Power Based Personal Violence: Stalking, Bullying, and Date Rape
Power Based Personal Violence, or Intimate partner violence, is systemic, dangerous, and much more common than we often realize. In this module, we will discuss power based personal violence, including stalking, bullying, and date rape, the effects of these abusive relationships, and how we can recognize when a friend or family member may be experiencing it.
Learning outcome: Students will differentiate between stalking, bullying, and date rape and explore their experiences with each.Top
Sexual Harassment in the Workplace
Sexual harassment affects 60% of all working women, creating dangerous dynamics in office settings, sacrificing resources, and affecting many employees’ job performance. we are preparing to graduate and enter the workforce, many may be involved in these types of situations. In this module, we will discuss the behaviors that constitute sexual harassment, how to recognize it, and how you can address the harassment when it occurs.
Learning outcome: Students will consider the dangers of sexual harassment in the workplace and understand action steps they can take in order to address future harassment.Top
Everyone is affected by sexual violence. Yet not many people discuss it. Why not? Because our society has become a rape culture, in which we have accepted sexual violence as such a part of our society that we forget that it doesn’t have to be that way. In this module, we will discuss the components of American society that encourages and excuses sexual violence, including music videos, advertisements, and accepted rape myths.
Learning outcome: Students will analyze American cultural messages surrounding sexual violence and recognize these messages in their everyday lives.Top
Respect Through Understanding: Anatomy and Physiology
We learn about a lot of basic biology in high school: cardio system, nervous system, etc. But we aren’t often taught about the reproductive system. The Sexual Violence Prevention Education office expects that every UD student respects their own body, the bodies of others, and takes full responsibility of what they do with their body. In order for this to be a fair expectation, we need to teach you how the body works, so that you know what you are taking responsibility for. In this module, we will discuss basic male and female sexual anatomy, societal views and expectations around sexual anatomy, proper health care necessities, and how sexual violence affects male and female sexual anatomy.
Learning outcome: Students will recognize societal pressure around sexual anatomy and understand the effects of sexual assault.Top
Supporting A Survivor
Most of us know someone who has experienced sexual violence – that person may even be ourselves. So what do you do when your friend shares their story with you? What do you say? What does their experience look like compared to others? How can you help them? In this module, we will discuss how to have a supportive conversation with a friend who has been assaulted, what steps may be helpful to take immediately, what resources are available for both of you, language that may be helpful (for example, using “victim” vs “survivor”), and the healing process the survivor may likely experience.

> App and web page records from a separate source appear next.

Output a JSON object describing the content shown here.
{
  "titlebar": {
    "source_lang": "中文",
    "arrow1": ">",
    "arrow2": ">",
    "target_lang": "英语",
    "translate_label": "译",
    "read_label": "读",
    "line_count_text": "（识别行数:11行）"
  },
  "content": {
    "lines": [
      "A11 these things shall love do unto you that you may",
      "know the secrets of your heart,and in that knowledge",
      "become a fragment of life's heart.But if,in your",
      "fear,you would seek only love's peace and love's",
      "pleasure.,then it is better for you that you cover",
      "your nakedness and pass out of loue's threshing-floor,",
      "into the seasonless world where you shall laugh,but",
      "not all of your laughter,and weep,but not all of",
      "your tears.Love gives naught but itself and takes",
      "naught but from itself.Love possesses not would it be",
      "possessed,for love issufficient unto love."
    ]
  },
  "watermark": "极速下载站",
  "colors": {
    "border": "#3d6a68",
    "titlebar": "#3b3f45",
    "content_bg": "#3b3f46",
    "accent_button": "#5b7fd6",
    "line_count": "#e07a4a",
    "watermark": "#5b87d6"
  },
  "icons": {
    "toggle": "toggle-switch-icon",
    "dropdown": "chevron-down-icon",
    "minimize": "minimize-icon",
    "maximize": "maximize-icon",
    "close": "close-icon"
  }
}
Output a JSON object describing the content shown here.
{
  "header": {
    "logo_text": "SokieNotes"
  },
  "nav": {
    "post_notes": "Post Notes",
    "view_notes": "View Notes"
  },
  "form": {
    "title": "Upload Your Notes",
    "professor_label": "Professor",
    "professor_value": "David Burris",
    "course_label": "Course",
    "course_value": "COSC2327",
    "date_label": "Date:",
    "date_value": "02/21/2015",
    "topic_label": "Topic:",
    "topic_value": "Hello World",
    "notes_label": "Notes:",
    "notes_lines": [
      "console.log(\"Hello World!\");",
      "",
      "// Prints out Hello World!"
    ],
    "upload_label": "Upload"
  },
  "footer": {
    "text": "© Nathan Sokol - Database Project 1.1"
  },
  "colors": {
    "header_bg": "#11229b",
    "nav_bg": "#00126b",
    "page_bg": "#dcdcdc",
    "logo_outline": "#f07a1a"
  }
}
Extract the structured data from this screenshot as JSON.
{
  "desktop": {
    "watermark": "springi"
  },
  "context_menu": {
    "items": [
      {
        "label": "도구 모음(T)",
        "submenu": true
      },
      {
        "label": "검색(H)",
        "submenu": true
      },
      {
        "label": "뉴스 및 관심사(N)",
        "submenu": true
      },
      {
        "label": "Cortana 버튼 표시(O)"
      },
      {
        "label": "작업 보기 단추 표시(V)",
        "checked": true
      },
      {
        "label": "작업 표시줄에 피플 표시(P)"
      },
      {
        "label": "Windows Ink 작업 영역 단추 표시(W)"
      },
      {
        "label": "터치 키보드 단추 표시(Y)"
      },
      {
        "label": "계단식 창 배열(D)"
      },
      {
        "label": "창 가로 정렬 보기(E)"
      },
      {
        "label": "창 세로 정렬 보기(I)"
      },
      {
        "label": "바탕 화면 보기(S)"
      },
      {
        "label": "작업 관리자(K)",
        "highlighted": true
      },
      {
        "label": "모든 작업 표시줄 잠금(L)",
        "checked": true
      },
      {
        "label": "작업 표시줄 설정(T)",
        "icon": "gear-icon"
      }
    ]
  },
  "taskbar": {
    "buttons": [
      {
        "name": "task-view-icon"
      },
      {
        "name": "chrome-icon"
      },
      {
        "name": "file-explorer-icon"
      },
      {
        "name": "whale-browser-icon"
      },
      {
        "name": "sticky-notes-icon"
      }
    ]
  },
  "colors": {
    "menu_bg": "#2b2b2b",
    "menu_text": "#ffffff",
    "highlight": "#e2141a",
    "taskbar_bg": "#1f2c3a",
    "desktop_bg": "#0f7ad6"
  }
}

Learning outcome: Students will review their own stereotypes about survivors of sexual violence, recall tips for supporting survivors, and recognize available resources.Top
Technology: Looking Past the :)
Technology is everywhere! So how does it affect our views toward sexual violence? From online dating sites to Facebook stalking to the “UD Make Outs” Twitter page, technology, sexuality, and sexual violence are lifelong friends. In this module, we will discuss the influence that technology has on sexual violence in the United States and how you can use technology to be safer.
Learning outcome: Students will consider the effects of using technology and how it may or may not affect their safety.Top
Is there another conversation that you believe your organization would benefit from? Contact us and let’s talk! We will do our best to meet your requests.
Learning outcomes: Will vary.Top